Bottom Line: Cell. 92:193-204).Constructs that chelate InsP3 also prevent nuclear division.An analysis of nuclear calcium concentrations demonstrates that they are differentially regulated.

View Article: PubMed Central - PubMed

Affiliation: Institute for Cell and Molecular Biosciences, University of Newcastle upon Tyne Medical School, Newcastle upon Tyne NE2 4HH, England, UK.

ABSTRACT
Cell cycle calcium signals are generated by the inositol trisphosphate (InsP3)-mediated release of calcium from internal stores (Ciapa, B., D. Pesando, M. Wilding, and M. Whitaker. 1994. Nature. 368:875-878; Groigno, L., and M. Whitaker. 1998. Cell. 92:193-204). The major internal calcium store is the endoplasmic reticulum (ER); thus, the spatial organization of the ER during mitosis may be important in shaping and defining calcium signals. In early Drosophila melanogaster embryos, ER surrounds the nucleus and mitotic spindle during mitosis, offering an opportunity to determine whether perinuclear localization of ER conditions calcium signaling during mitosis. We establish that the nuclear divisions in syncytial Drosophila embryos are accompanied by both cortical and nuclear localized calcium transients. Constructs that chelate InsP3 also prevent nuclear division. An analysis of nuclear calcium concentrations demonstrates that they are differentially regulated.
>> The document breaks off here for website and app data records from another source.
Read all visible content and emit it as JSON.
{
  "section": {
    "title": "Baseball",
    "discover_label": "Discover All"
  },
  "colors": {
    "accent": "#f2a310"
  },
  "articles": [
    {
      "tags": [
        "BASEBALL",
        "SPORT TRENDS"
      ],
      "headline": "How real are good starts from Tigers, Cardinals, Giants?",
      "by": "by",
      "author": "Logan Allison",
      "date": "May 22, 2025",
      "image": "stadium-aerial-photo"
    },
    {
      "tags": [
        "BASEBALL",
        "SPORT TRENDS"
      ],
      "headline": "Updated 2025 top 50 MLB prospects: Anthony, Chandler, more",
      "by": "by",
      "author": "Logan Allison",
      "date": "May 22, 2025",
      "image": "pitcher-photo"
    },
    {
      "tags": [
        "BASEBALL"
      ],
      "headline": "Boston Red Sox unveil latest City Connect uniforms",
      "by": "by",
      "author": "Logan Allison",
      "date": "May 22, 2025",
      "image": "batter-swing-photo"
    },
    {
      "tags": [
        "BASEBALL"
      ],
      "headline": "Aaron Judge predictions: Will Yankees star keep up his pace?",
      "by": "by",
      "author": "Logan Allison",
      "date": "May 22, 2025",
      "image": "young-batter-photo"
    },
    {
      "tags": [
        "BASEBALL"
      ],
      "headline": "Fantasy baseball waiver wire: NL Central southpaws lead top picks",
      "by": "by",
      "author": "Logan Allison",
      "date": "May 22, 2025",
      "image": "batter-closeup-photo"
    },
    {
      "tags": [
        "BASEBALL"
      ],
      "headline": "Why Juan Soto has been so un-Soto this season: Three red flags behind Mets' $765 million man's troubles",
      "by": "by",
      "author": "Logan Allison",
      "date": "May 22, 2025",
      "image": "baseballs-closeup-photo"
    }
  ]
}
These observations demonstrate that mitotic calcium signals in Drosophila embryos are confined to mitotic microdomains and offer an explanation for the apparent absence of detectable global calcium signals during mitosis in some cell types.

Show MeSH
Related in: MedlinePlus